Animals need safe and quality feed to grow, develop and maintain their vital functions. From a welfare point of view, feed safety is important for all species of animals, and, in particular, for animals entering the human food supply chain. Similarly to food, feed must not contain substances that are likely to have harmful effects on animal or human health.
Safe feed is essential for animal health, healthy environment and safe food of animal origin. The legislation ensures that feed does not pose a risk to human and animal health or to the environment. It provides the rules on the marketing and use of feed, the requirements for feed hygiene, the rules on undesirable substances in feed, the rules on genetically modified feed and the conditions for the use of feed additives in animal nutrition.
Animal husbandry plays a very important role in the agricultural sector. Whether this business gives satisfactory results depends to a large extent on the use of safe and quality feed. In the European Union, approximately 5 million farmers rear food-producing animals, which means that 450 million tonnes of feed is needed each year. In addition, 70 million households use 10 million tonnes of feed for their pets.

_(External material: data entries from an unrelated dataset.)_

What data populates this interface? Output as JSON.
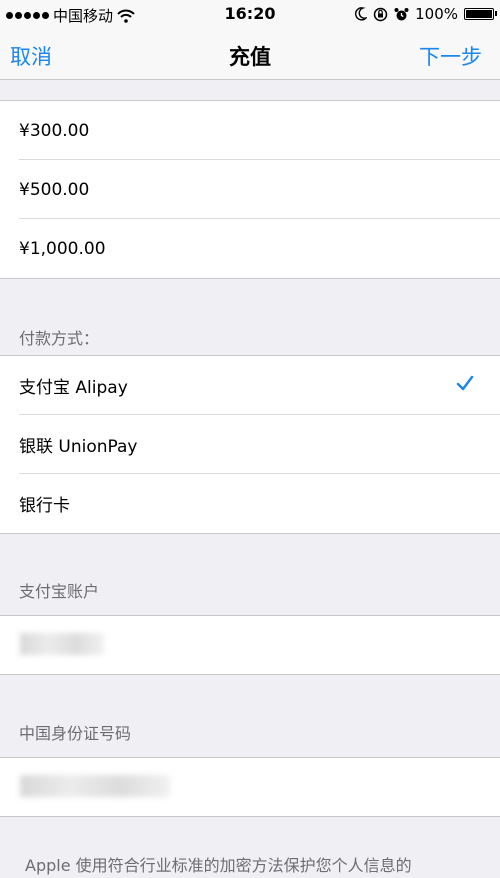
{
  "status_bar": {
    "carrier": "中国移动",
    "time": "16:20",
    "battery": "100%",
    "battery_level": 1.0,
    "icons": [
      "signal-dots-icon",
      "wifi-icon",
      "moon-icon",
      "orientation-lock-icon",
      "alarm-icon",
      "battery-icon"
    ]
  },
  "nav": {
    "cancel": "取消",
    "title": "充值",
    "next": "下一步"
  },
  "amounts": [
    "¥300.00",
    "¥500.00",
    "¥1,000.00"
  ],
  "payment": {
    "header": "付款方式：",
    "options": [
      "支付宝 Alipay",
      "银联 UnionPay",
      "银行卡"
    ],
    "selected": "支付宝 Alipay",
    "check_icon": "checkmark-icon"
  },
  "alipay_account": {
    "header": "支付宝账户"
  },
  "id_number": {
    "header": "中国身份证号码"
  },
  "footer": {
    "text": "Apple 使用符合行业标准的加密方法保护您个人信息的"
  },
  "colors": {
    "accent": "#1a86ee",
    "background": "#efeff4",
    "header_text": "#6d6d72"
  }
}
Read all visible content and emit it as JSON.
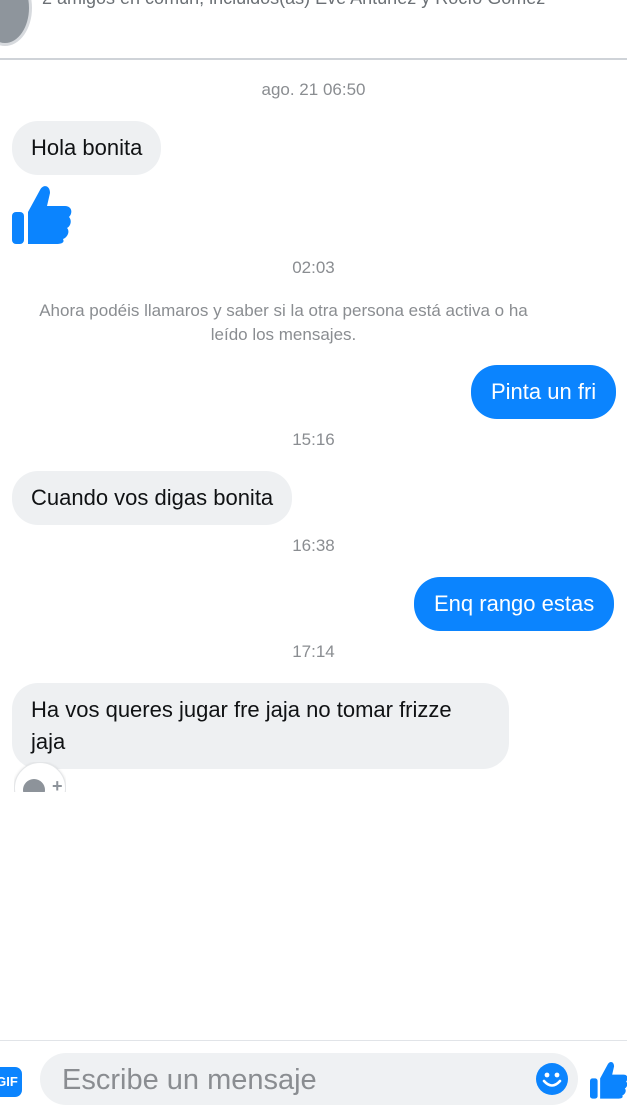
{
  "header": {
    "mutual_friends": "2 amigos en común, incluidos(as) Eve Antúnez y Rocío Gómez"
  },
  "conversation": {
    "ts1": "ago. 21 06:50",
    "msg1": "Hola bonita",
    "like_icon": "thumbs-up-icon",
    "ts2": "02:03",
    "notice": "Ahora podéis llamaros y saber si la otra persona está activa o ha leído los mensajes.",
    "msg2": "Pinta un fri",
    "ts3": "15:16",
    "msg3": "Cuando vos digas bonita",
    "ts4": "16:38",
    "msg4": "Enq rango estas",
    "ts5": "17:14",
    "msg5": "Ha vos queres jugar fre jaja no tomar frizze jaja"
  },
  "composer": {
    "gif_label": "GIF",
    "placeholder": "Escribe un mensaje",
    "emoji_icon": "smiley-icon",
    "send_icon": "thumbs-up-icon"
  },
  "colors": {
    "accent": "#0b84fe",
    "incoming_bubble": "#eef0f2",
    "timestamp": "#8a8d91"
  }
}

In the past, a number of food crises occurred in Europe because of contaminated feed. As a result, a food safety policy has been introduced, which has put in place the "farm to fork" strategy. Feed safety is an important factor at the beginning of the food chain.
Responsibility for feed safety
Feed safety is the responsibility of feed business operators. Within their own HACCP concept (hazard analysis and critical control points system), they have to analyse and assess the risks that certain feed may pose to animal health, human health and the environment. The assessment focuses on the probability and severity of the occurrence of chemical, physical and microbiological health risks. The risks identified in the feed chain at an earlier stage must be avoided, eliminated or at least reduced. The HACCP concept goes beyond the implementation of normal quality standards. It may also form an integral part of the quality manual of the feed business operator. Using the HACCP concept, a higher level of feed safety is achieved. The use of HACCP principles is not required for primary production of feed.
Before authorising the placing on the European market and the use of certain feed products, such as feed additives, the hazard analysis must be carried out by an independent expert institution, the European Food Safety Authority (EFSA). The EFSA risk assessment provides a scientific basis on which risk managers formulate new legislation. The European Commission and the Member States manage the risk through the Standing Committee on the Food Chain and Animal Health by establishing lists of substances allowed to be used in animal nutrition.
There are so-called positive and negative lists. Positive lists are, for example, the catalogue of feed materials, the list of feed additives authorised to be placed on the market and used in the EU and the dietetic feed list. Negative lists are, for example, the list of products for which the placing on the market and use for animal nutrition purposes is prohibited, the list concerning the ban on feeding processed animal proteins to farmed animals (with possible derogations), the ban on feeding catering waste to farmed animals other than fur animals.
Prohibitions or restrictions on the use of certain substances or products in the feed chain are also an integral part of other sets of legislation, such as legislation on feed additives or GMO legislation.
Undesirable substances in feed
Products intended for animal consumption may also contain undesirable substances that may pose a direct threat to animal health or, due to their presence in animal products, may pose an indirect threat to human health or the environment. In fixing the maximum levels of undesirable substances in feed, the toxicity of these substances, their bio-accumulability and degradability are taken into account.
The maximum levels of undesirable substances in feed are regulated by the Directive on undesirable substances in animal feed. Where the maximum level of a certain undesirable substance in feed is found to be exceeded, feed business operators and the competent authorities have to carry out an investigation to identify the sources. The presence of undesirable substances in the feed and food chain must be eliminated or at least reduced. At the same time, other substances that are not subject to the maximum levels (such as chemical impurities, residues of veterinary medicines) are also assessed. However, certain undesirable substances that may also occur in feed (e.g. pesticide residues, salmonella) are covered by other sets of legislation.
Currently, microbiological criteria in the EU are only harmonised for feed of animal origin. National microbiological criteria are included in the Rules on feed safety criteria.
When is feed not safe?
Feed is unsafe when:
- the content of undesirable substances exceeds the maximum permitted level;
- it does not meet the microbiological criteria;
- the content of antimicrobial veterinary medicines and antiparasitic agents in non-target feed after unavoidable carry-over exceeds the maximum level;
- it contains substances not subject to the prescribed maximum levels, however, the risk assessment provided by the Administration for Food Safety, Veterinary Sector and Plant Protection or the European Commission confirms the risk to human or animal health or the environment;
- it contains prohibited substances.